It's been 47 years since the NBA Finals MVP award was given to a player on the losing team, and it's only happened once. Jerry West earned the honor back in 1969, after averaging 37.8 points during a seven-game series that his Lakers eventually lost to the Boston Celtics.
But through the first six games of this year's championship series between the Cavaliers and the Warriors, LeBron James has been so dominant that regardless of the outcome of Sunday's Game 7, it wouldn't seem to make sense to give the award to anyone else.
No matter how deserving James may be of the honor, however, he probably won't get it if the Warriors win the title.
First, let's review LeBron's case. After Cleveland fell behind 3-1 in the series, James put together two nearly flawless performances in consecutive contests to force a Game 7. Not only did he score 41 points in both Game 5 and Game 6, he's also stuffed the stat sheet to the point where he leads every other player in the series in every meaningful category.
In addition to LeBron's overall dominance, his case is helped by the fact that no one player on the Warriors has been consistently great in this series.

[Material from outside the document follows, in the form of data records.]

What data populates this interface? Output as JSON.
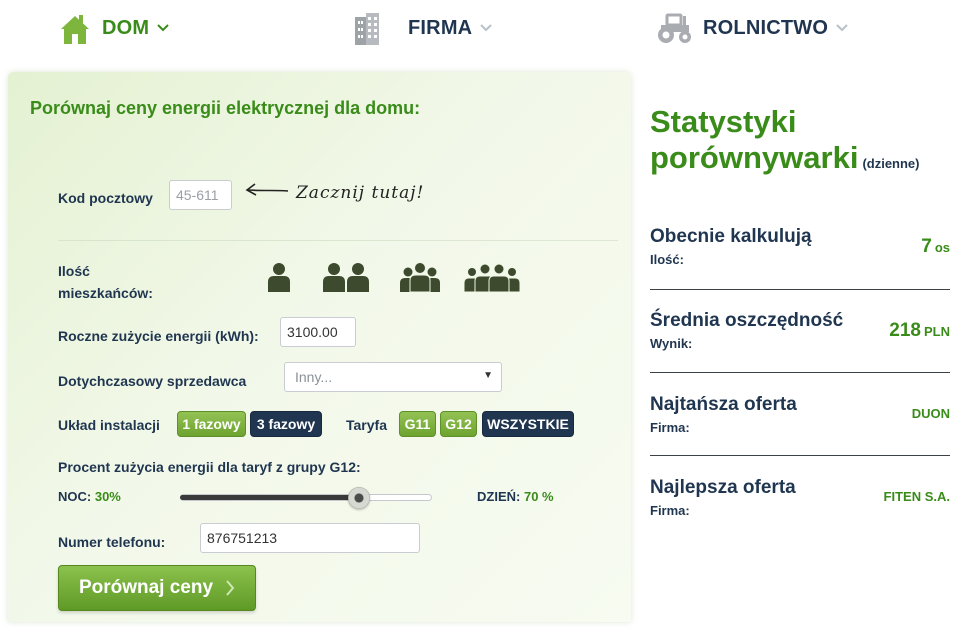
{
  "nav": {
    "dom": "DOM",
    "firma": "FIRMA",
    "rolnictwo": "ROLNICTWO"
  },
  "form": {
    "title": "Porównaj ceny energii elektrycznej dla domu:",
    "zip": {
      "label": "Kod pocztowy",
      "placeholder": "45-611"
    },
    "hint": "Zacznij tutaj!",
    "residents": {
      "label": "Ilość mieszkańców:",
      "options": [
        1,
        2,
        3,
        4
      ]
    },
    "usage": {
      "label": "Roczne zużycie energii (kWh):",
      "value": "3100.00"
    },
    "supplier": {
      "label": "Dotychczasowy sprzedawca",
      "selected": "Inny..."
    },
    "installation": {
      "label": "Układ instalacji",
      "options": [
        "1 fazowy",
        "3 fazowy"
      ],
      "selected": "3 fazowy"
    },
    "tariff": {
      "label": "Taryfa",
      "options": [
        "G11",
        "G12",
        "WSZYSTKIE"
      ],
      "selected": "WSZYSTKIE"
    },
    "g12": {
      "label": "Procent zużycia energii dla taryf z grupy G12:",
      "night_label": "NOC:",
      "night_value": "30%",
      "day_label": "DZIEŃ:",
      "day_value": "70 %",
      "night_fraction": 0.71
    },
    "phone": {
      "label": "Numer telefonu:",
      "value": "876751213"
    },
    "submit": "Porównaj ceny"
  },
  "stats": {
    "title": "Statystyki porównywarki",
    "subtitle": "(dzienne)",
    "rows": [
      {
        "title": "Obecnie kalkulują",
        "sub": "Ilość:",
        "value": "7",
        "unit": "os"
      },
      {
        "title": "Średnia oszczędność",
        "sub": "Wynik:",
        "value": "218",
        "unit": "PLN"
      },
      {
        "title": "Najtańsza oferta",
        "sub": "Firma:",
        "value": "DUON",
        "unit": ""
      },
      {
        "title": "Najlepsza oferta",
        "sub": "Firma:",
        "value": "FITEN S.A.",
        "unit": ""
      }
    ]
  },
  "colors": {
    "accent_green": "#3a8c1a",
    "navy": "#1f3550",
    "pill_green": "#7db53d"
  },
  "icons": {
    "nav_dom": "house-icon",
    "nav_firma": "office-building-icon",
    "nav_rolnictwo": "tractor-icon",
    "hint_arrow": "hand-drawn-arrow-icon",
    "submit_chevron": "chevron-right-icon"
  }
}
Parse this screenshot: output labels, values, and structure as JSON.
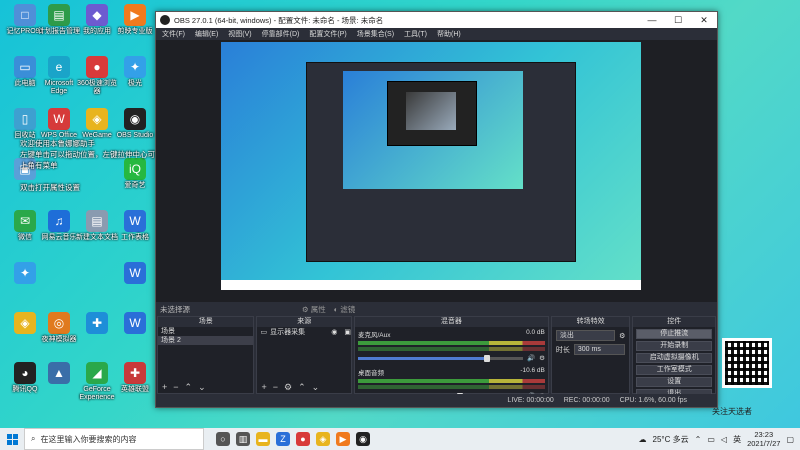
{
  "desktop": {
    "icons": [
      {
        "label": "记忆PRO91",
        "glyph": "□",
        "color": "#4f8fd8"
      },
      {
        "label": "计划报告管理",
        "glyph": "▤",
        "color": "#2e9b4a"
      },
      {
        "label": "我的应用",
        "glyph": "◆",
        "color": "#6d5bd0"
      },
      {
        "label": "剪映专业版",
        "glyph": "▶",
        "color": "#f07a1e"
      },
      {
        "label": "此电脑",
        "glyph": "▭",
        "color": "#3a8ed8"
      },
      {
        "label": "Microsoft Edge",
        "glyph": "e",
        "color": "#1aa4c9"
      },
      {
        "label": "360极速浏览器",
        "glyph": "●",
        "color": "#d83a3a"
      },
      {
        "label": "极光",
        "glyph": "✦",
        "color": "#33a0e8"
      },
      {
        "label": "WPS Office",
        "glyph": "W",
        "color": "#d63a3a"
      },
      {
        "label": "WeGame",
        "glyph": "◈",
        "color": "#e8b41e"
      },
      {
        "label": "OBS Studio",
        "glyph": "◉",
        "color": "#222"
      },
      {
        "label": "回收站",
        "glyph": "▯",
        "color": "#3ea0d0"
      },
      {
        "label": "微信",
        "glyph": "✉",
        "color": "#2aa84a"
      },
      {
        "label": "爱奇艺",
        "glyph": "iQ",
        "color": "#26b840"
      },
      {
        "label": "网易云音乐",
        "glyph": "♫",
        "color": "#1e6ed8"
      },
      {
        "label": "新建文本文档",
        "glyph": "▤",
        "color": "#8a9bb0"
      },
      {
        "label": "工作表格",
        "glyph": "W",
        "color": "#2a6fd8"
      },
      {
        "label": "夜神模拟器",
        "glyph": "◎",
        "color": "#e07a1e"
      },
      {
        "label": "GeForce Experience",
        "glyph": "◢",
        "color": "#2aa84a"
      },
      {
        "label": "英雄联盟",
        "glyph": "✚",
        "color": "#c83a3a"
      },
      {
        "label": "腾讯QQ",
        "glyph": "◕",
        "color": "#222"
      }
    ],
    "texts": [
      "欢迎使用本鲁娜娜助手",
      "左键单击可以拖动位置，左键拉伸中心可以放大小",
      "上角有菜单",
      "双击打开属性设置"
    ],
    "qr_label": "关注天选者"
  },
  "obs": {
    "title": "OBS 27.0.1 (64-bit, windows) - 配置文件: 未命名 - 场景: 未命名",
    "menu": [
      "文件(F)",
      "编辑(E)",
      "视图(V)",
      "停靠部件(D)",
      "配置文件(P)",
      "场景集合(S)",
      "工具(T)",
      "帮助(H)"
    ],
    "toolbar": {
      "scene_label": "未选择源",
      "props_label": "属性",
      "filters_label": "滤镜"
    },
    "scenes": {
      "header": "场景",
      "items": [
        "场景",
        "场景 2"
      ],
      "selected": 1
    },
    "sources": {
      "header": "来源",
      "items": [
        "显示器采集"
      ]
    },
    "mixer": {
      "header": "混音器",
      "channels": [
        {
          "name": "麦克风/Aux",
          "db": "0.0 dB",
          "level": 0.78
        },
        {
          "name": "桌面音频",
          "db": "-10.6 dB",
          "level": 0.62
        }
      ]
    },
    "transitions": {
      "header": "转场特效",
      "type_value": "淡出",
      "duration_label": "时长",
      "duration_value": "300 ms"
    },
    "controls": {
      "header": "控件",
      "buttons": [
        "停止推流",
        "开始录制",
        "启动虚拟摄像机",
        "工作室模式",
        "设置",
        "退出"
      ]
    },
    "status": {
      "live": "LIVE: 00:00:00",
      "rec": "REC: 00:00:00",
      "cpu": "CPU: 1.6%, 60.00 fps"
    }
  },
  "taskbar": {
    "search_placeholder": "在这里输入你要搜索的内容",
    "weather": "25°C 多云",
    "lang": "英",
    "time": "23:23",
    "date": "2021/7/27"
  }
}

Stephen Curry and Klay Thompson have only had brief flashes of brilliance, Draymond Green hurt his team badly by committing the foul that earned him the Game 5 suspension, and Andre Iguodala hasn't had nearly the same impact that he did when he himself won the Finals MVP award in 2015.
But even when taking all of that into consideration, there are just too many things that could happen in a Warriors Game 7 victory that would make it nearly impossible for LeBron to receive the award after coming away with the loss.
If Curry or Thompson score 30-plus points in a series-clinching win, or if anyone on the team makes one or more clutch shots down the stretch that clinch a second consecutive title, the award's final destination is an easy decision. If Green or Iguodala were able to somehow force James into a rough night by shutting him down defensively, they too would be strong candidates for the award — especially given what we've seen out of LeBron over these last two games.
There's also the very real part about the logistics of handing James this trophy, especially after he just lost a game that could have given the city of Cleveland its first ever NBA title. Where would this actually take place? In the tunnel outside the locker room? In the press conference area? Certainly not on the same podium where confetti is raining down and the Warriors are wildly celebrating with the 19,596 fans in attendance.
The NBA is an entertainment business first and foremost, and there couldn't possibly be a more awkward televised moment than to see the league try to present James the award after suffering such a crushing loss. LeBron wouldn't want it under these circumstances, and it wouldn't make sense for him to get it, now matter how much he may end up deserving it.
The league confirmed that a total of only 11 media members vote on who the Finals MVP will be, so it would only take a majority of six to decide that LeBron has been the best player in the series, even if the Cavaliers lose. But since the award hasn't gone to a player on the losing team in 47 years, it's fair to say that James receiving it after a Warriors win is a long shot, at best.